An early example of a ball bearing was found on an ancient Roman ship built in 40 BC at Lake Nami, Italy: a wooden ball bearing was used to support a rotating table top. Leonardo da Vinci is said to have described a ball bearing around 1500. Among the various immature factors of ball bearings, a very important point is that there will be collisions between the balls, causing additional friction. But this can be prevented by placing the balls in small cages. In the 17th century, Galileo made the earliest description of the "cage ball" ball bearing. At the end of the seventeenth century, C. Vallo in the United Kingdom designed and manufactured ball bearings, which were installed on the mail car for trial use, and P. Worth in the United Kingdom obtained a patent for ball bearings. The earliest practical rolling bearing with a cage was invented by watchmaker John Harrison in 1760 for the production of the H3 chronograph. At the end of the eighteenth century, H.R. Hertz of Germany published a paper on the contact stress of ball bearings. On the basis of Hertz's achievements, R. Striebeck of Germany, A. Palmgren of Sweden and others have carried out a large number of experiments, which have contributed to the development of the design theory and fatigue life calculation of rolling bearings. Subsequently, N.P. Petrov of Russia applied Newton's law of viscosity to calculate bearing friction. The first patent for a ball channel was obtained by Philip Vaughan of Carmarthen in 1794.




In 1883, Friedrich Fischer proposed the idea of using suitable production machines to grind steel balls of the same size and accurate roundness, laying the foundation for the bearing industry.
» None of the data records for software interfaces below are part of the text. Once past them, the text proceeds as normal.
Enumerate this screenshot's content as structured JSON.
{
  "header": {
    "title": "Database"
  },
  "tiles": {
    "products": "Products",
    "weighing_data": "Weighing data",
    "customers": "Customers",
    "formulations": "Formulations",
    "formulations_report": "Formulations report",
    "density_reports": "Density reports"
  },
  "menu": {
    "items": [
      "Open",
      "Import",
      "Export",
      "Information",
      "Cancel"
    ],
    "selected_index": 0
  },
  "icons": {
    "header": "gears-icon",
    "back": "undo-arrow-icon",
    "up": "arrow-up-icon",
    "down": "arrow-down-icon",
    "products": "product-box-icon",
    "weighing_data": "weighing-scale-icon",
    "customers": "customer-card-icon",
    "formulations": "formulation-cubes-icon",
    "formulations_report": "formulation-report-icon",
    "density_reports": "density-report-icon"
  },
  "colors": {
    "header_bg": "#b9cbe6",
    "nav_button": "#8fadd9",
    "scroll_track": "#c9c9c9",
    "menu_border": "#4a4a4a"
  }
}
British O. Reynolds made a mathematical analysis of Thor's discovery and derived the Reynolds equation, which laid the foundation for the theory of hydrodynamic lubrication.